Much of the political press leans left and has zero experience in politics. Perhaps they graduated Ivy League, did a tour or two at Salon or some lefty blog, then got in on the ground floor at a national media outlet covering politics. They can afford to split rent with five other bros or gals, buy a couple pairs of skinny jeans that they’ll refer to in the singular as a pant or a jean, and silently mock all the people they encounter on the campaign trail who are not cool or sophisticated or dressed like they robbed a Goodwill store in Bangkok. These political reporters have decided that Marco Rubio is a robot because they hear him repeat his lines all the time. They are idiots and Marco knows what he is doing.
The truth of the matter is that while the candidates on the debate stage with Marco and the reporters who resentfully follow him around all the time have heard the same lines over and over and over, most of the American public has not. And when the people in Nashua, NH hear it for the first time, it may be new to the press, but in Manchester it is new to the crowd and old to the press. By the time Rubio gets to Lebanon, NH, the crowd again hears it for the first time, but the press has heard it incessantly.
Therefore Rubio is a robot to the press and his debate stage opponents.
To the public, though, he is on message. For eight years the GOP elite and pundit class have bitched and moaned that the GOP needed to stay focused and on message. Along come Ted Cruz and Marco Rubio who both relentlessly stay on message and the GOP have decided one is unlikable and the other is a robot. It is all nonsense. It is a mutually sympathetic circle jerk of pundits and press racing each other to come up with the wittiest stereotype to capture the imagination of bored politicos tired of the cold in Iowa and New Hampshire. It is a game to the press, but is a life and death, daily struggle to the voters who yearn for something more and something else. Just as the “Cruz is not likable” line is unfair to Cruz, the “Rubio is a robot” line is unfair to Rubio. Cruz may be unlikable to Washington politicos and Rubio a repetitive robot to the same group, but the American public have not seemed to notice.

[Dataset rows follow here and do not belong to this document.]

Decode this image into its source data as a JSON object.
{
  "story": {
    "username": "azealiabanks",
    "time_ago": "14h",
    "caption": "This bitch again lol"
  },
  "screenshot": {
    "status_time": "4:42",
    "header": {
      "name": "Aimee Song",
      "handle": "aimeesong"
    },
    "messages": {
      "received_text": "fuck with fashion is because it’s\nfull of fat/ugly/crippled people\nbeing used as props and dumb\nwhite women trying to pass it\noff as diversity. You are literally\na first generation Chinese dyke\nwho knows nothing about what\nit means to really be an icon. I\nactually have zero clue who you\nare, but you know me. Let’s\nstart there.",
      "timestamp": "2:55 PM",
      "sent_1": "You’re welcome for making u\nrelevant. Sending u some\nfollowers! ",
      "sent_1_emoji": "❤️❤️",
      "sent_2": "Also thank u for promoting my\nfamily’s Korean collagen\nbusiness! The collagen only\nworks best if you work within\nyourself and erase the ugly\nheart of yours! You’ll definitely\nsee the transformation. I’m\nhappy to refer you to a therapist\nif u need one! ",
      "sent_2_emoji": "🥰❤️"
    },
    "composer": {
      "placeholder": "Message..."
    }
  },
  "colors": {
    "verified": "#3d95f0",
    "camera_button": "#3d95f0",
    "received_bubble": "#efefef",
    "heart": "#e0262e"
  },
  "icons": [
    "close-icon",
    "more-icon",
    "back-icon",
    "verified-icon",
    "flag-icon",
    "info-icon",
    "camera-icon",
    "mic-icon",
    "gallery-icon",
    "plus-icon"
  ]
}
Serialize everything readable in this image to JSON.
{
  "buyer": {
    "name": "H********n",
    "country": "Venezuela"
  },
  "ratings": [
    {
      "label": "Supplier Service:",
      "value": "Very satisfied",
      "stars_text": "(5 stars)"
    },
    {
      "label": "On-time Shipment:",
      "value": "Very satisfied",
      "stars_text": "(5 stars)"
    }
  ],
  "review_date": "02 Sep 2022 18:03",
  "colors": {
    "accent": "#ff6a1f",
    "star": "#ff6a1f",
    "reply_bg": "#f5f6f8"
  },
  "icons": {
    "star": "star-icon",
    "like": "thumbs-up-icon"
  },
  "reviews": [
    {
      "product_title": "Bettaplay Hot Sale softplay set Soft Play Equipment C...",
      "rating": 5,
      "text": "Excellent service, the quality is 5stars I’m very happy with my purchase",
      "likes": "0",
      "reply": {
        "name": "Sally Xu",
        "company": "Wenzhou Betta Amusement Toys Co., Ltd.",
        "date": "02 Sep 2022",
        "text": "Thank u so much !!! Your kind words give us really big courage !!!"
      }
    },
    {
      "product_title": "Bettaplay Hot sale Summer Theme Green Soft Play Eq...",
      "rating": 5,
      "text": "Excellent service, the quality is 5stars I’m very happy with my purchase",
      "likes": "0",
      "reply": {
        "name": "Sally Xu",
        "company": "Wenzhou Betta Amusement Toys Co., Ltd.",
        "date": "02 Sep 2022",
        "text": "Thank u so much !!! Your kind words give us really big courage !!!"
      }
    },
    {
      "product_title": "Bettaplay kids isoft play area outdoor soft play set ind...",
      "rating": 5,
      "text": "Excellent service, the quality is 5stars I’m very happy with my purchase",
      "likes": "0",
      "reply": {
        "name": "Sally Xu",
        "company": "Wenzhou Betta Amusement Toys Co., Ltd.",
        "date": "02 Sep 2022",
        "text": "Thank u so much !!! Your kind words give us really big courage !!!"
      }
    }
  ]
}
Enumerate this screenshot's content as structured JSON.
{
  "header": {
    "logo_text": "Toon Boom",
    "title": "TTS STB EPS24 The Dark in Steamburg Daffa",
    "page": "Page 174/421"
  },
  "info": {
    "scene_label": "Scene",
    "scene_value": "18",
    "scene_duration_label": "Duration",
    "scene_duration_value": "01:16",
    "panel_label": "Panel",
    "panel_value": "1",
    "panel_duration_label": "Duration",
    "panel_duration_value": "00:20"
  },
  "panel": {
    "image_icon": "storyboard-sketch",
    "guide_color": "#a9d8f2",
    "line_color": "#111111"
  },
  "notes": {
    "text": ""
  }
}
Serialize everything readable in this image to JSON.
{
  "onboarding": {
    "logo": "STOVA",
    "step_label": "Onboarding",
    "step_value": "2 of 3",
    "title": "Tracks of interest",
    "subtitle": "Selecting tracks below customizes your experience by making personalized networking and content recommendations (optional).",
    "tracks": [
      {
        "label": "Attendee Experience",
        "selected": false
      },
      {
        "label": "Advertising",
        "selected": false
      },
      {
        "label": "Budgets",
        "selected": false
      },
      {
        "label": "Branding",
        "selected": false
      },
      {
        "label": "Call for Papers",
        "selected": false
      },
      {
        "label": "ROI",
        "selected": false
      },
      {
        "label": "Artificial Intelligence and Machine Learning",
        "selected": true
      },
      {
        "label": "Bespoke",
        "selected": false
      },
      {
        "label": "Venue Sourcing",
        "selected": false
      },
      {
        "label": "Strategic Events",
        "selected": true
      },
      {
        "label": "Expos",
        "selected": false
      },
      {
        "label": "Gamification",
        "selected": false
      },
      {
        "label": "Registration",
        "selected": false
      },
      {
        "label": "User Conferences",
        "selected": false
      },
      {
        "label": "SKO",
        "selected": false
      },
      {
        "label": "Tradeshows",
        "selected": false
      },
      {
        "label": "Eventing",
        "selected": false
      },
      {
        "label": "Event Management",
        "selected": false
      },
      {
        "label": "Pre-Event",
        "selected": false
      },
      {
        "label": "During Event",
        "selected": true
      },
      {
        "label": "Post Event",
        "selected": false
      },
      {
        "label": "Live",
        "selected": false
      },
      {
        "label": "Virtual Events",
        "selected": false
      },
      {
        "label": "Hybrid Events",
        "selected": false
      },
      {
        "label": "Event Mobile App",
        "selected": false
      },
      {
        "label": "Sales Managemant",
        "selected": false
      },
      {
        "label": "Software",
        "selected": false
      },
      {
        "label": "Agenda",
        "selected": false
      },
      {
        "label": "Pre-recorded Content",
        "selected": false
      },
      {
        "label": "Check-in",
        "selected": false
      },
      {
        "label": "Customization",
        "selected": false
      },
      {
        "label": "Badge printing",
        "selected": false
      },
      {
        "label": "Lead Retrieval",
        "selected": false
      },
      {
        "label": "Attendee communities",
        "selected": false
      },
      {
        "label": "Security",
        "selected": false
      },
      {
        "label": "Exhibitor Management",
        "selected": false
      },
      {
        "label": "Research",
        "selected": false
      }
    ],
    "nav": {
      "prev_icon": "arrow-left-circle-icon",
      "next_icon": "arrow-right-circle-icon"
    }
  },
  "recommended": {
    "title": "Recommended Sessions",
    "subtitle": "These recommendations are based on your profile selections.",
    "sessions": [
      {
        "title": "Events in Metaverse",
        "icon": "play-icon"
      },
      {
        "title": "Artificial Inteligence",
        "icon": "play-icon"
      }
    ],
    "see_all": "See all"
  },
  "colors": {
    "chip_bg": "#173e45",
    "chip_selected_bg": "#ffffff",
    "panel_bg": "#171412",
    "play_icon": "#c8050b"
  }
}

Just read this from Chris Cillizza.
The first time you watch Marco Rubio debate, you will almost certainly be wowed. He speaks not in sentences but in paragraphs. He has an answer, fully formed, for every question. He comes across as deeply well-versed and well-spoken on, well, everything.
The second time you watch Rubio debate, you’ll probably feel the same. Maybe even the third time.
But, over time, you’ll start to notice that the paragraphs that Rubio speaks in start to sound a lot alike. That’s because they are. And, you’ll start to see Rubio as less the smartest kid in the class and more as the kid who memorized every answer in the book but doesn’t have much of a clue about what it all really means.
Who the hell watches debates that much besides the political junkies and the press? I eat, breathe, and sleep this business, have flown to several debates, and been to my fair share of Iowa diners. Even I have not watched all the debates. The American people surely have not.
This is not to say Rubio does not have problems. He does. He is not connecting well with blue collar voters desperate for an alternative. Rubio is going for high and mighty “shining city on a hill” rhetoric when the guy at the local gas station just wants somebody to tell him the bad guys will die, the good guys will win, and Washington will stop screwing with your light bulb of choice. Rubio isn’t there in tone. He isn’t there in the fortitude category. His passion and righteous indignation has come off as over the top angry, not ballsy determination.
But none of that has to do with repetition.
The Circle of Jerks may be tired of it, but the American people are only just tuning in. That the media and Rubio’s political opponents have generated an entire caricature of Rubio over his ability to stay on message says more about Rubio’s critics than it does Rubio. In a season when nobody knows what anybody stands for, Rubio’s repetition paints his positions in bold colors. Everyone knows where he stands — he thinks Barack Obama has committed malfeasance in office while Chris Christie, who attacked Rubio for repetition, cannot stay on message on guns, abortion, or even whether what he thinks of Barack Obama.